**Activity**
Without including any image, repeat every record exactly.
-- Data to examine follows --
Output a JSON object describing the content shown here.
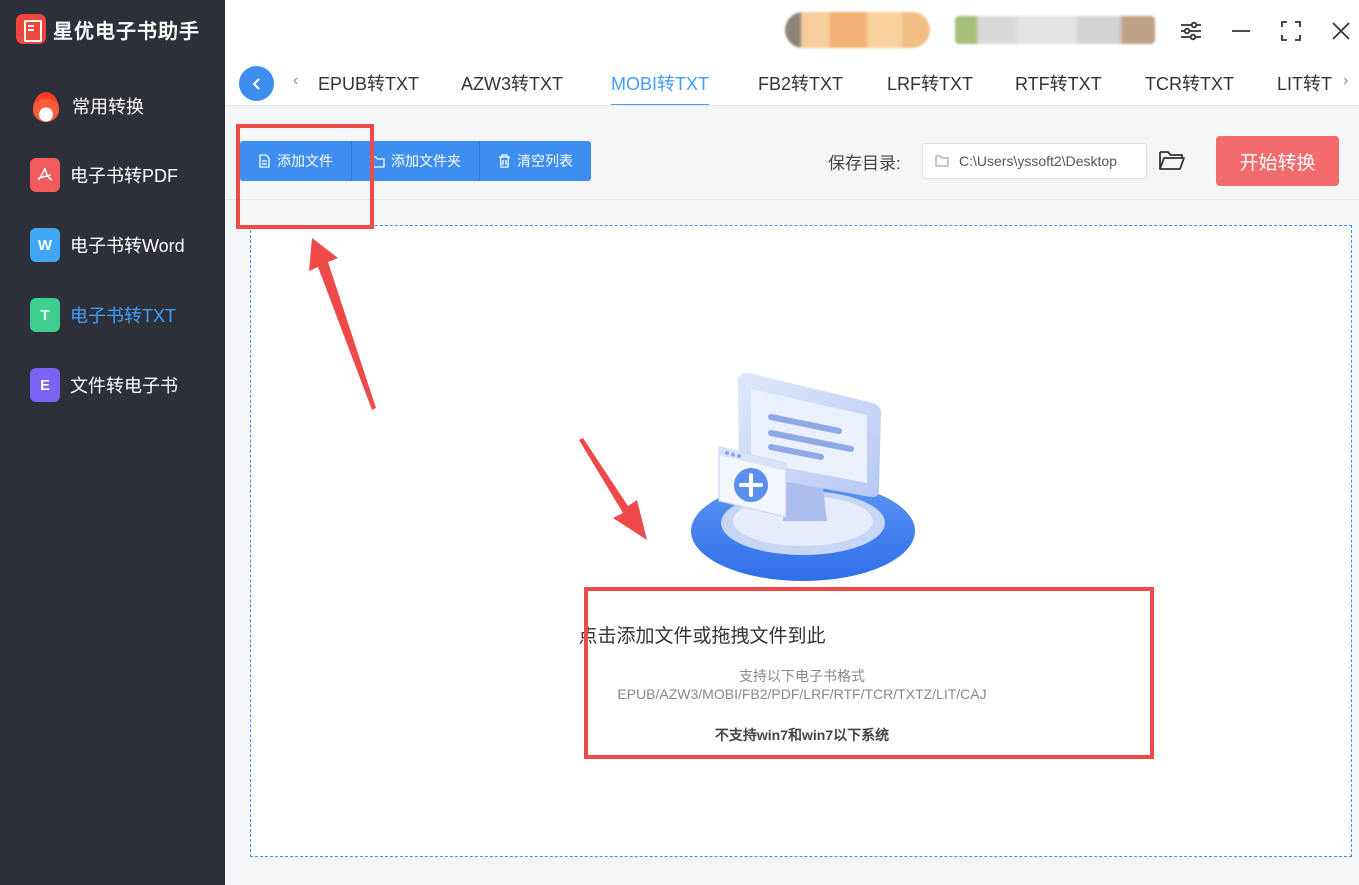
{
  "app": {
    "name": "星优电子书助手"
  },
  "sidebar": {
    "items": [
      {
        "label": "常用转换",
        "icon": "fire-icon",
        "color": "#ff4b2b"
      },
      {
        "label": "电子书转PDF",
        "icon": "pdf-icon",
        "color": "#f25b5b"
      },
      {
        "label": "电子书转Word",
        "icon": "word-icon",
        "color": "#3fa7f5",
        "glyph": "W"
      },
      {
        "label": "电子书转TXT",
        "icon": "txt-icon",
        "color": "#3ccf8e",
        "glyph": "T",
        "active": true
      },
      {
        "label": "文件转电子书",
        "icon": "ebook-icon",
        "color": "#7b63f3",
        "glyph": "E"
      }
    ]
  },
  "tabs": [
    {
      "label": "EPUB转TXT"
    },
    {
      "label": "AZW3转TXT"
    },
    {
      "label": "MOBI转TXT",
      "active": true
    },
    {
      "label": "FB2转TXT"
    },
    {
      "label": "LRF转TXT"
    },
    {
      "label": "RTF转TXT"
    },
    {
      "label": "TCR转TXT"
    },
    {
      "label": "LIT转T"
    }
  ],
  "toolbar": {
    "add_file": "添加文件",
    "add_folder": "添加文件夹",
    "clear_list": "清空列表",
    "save_dir_label": "保存目录:",
    "save_path": "C:\\Users\\yssoft2\\Desktop",
    "start": "开始转换"
  },
  "dropzone": {
    "title": "点击添加文件或拖拽文件到此",
    "subtitle": "支持以下电子书格式",
    "formats": "EPUB/AZW3/MOBI/FB2/PDF/LRF/RTF/TCR/TXTZ/LIT/CAJ",
    "warning": "不支持win7和win7以下系统"
  },
  "colors": {
    "accent": "#409eff",
    "button": "#3d8ef0",
    "start": "#f46b6b",
    "annotation": "#ef4a4a",
    "sidebar": "#2d3039"
  }
}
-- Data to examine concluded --
**Reply**
Output a JSON object describing the content shown here.
{
  "app": {
    "name": "星优电子书助手"
  },
  "sidebar": {
    "items": [
      {
        "label": "常用转换",
        "icon": "fire-icon",
        "color": "#ff4b2b"
      },
      {
        "label": "电子书转PDF",
        "icon": "pdf-icon",
        "color": "#f25b5b"
      },
      {
        "label": "电子书转Word",
        "icon": "word-icon",
        "color": "#3fa7f5",
        "glyph": "W"
      },
      {
        "label": "电子书转TXT",
        "icon": "txt-icon",
        "color": "#3ccf8e",
        "glyph": "T",
        "active": true
      },
      {
        "label": "文件转电子书",
        "icon": "ebook-icon",
        "color": "#7b63f3",
        "glyph": "E"
      }
    ]
  },
  "tabs": [
    {
      "label": "EPUB转TXT"
    },
    {
      "label": "AZW3转TXT"
    },
    {
      "label": "MOBI转TXT",
      "active": true
    },
    {
      "label": "FB2转TXT"
    },
    {
      "label": "LRF转TXT"
    },
    {
      "label": "RTF转TXT"
    },
    {
      "label": "TCR转TXT"
    },
    {
      "label": "LIT转T"
    }
  ],
  "toolbar": {
    "add_file": "添加文件",
    "add_folder": "添加文件夹",
    "clear_list": "清空列表",
    "save_dir_label": "保存目录:",
    "save_path": "C:\\Users\\yssoft2\\Desktop",
    "start": "开始转换"
  },
  "dropzone": {
    "title": "点击添加文件或拖拽文件到此",
    "subtitle": "支持以下电子书格式",
    "formats": "EPUB/AZW3/MOBI/FB2/PDF/LRF/RTF/TCR/TXTZ/LIT/CAJ",
    "warning": "不支持win7和win7以下系统"
  },
  "colors": {
    "accent": "#409eff",
    "button": "#3d8ef0",
    "start": "#f46b6b",
    "annotation": "#ef4a4a",
    "sidebar": "#2d3039"
  }
}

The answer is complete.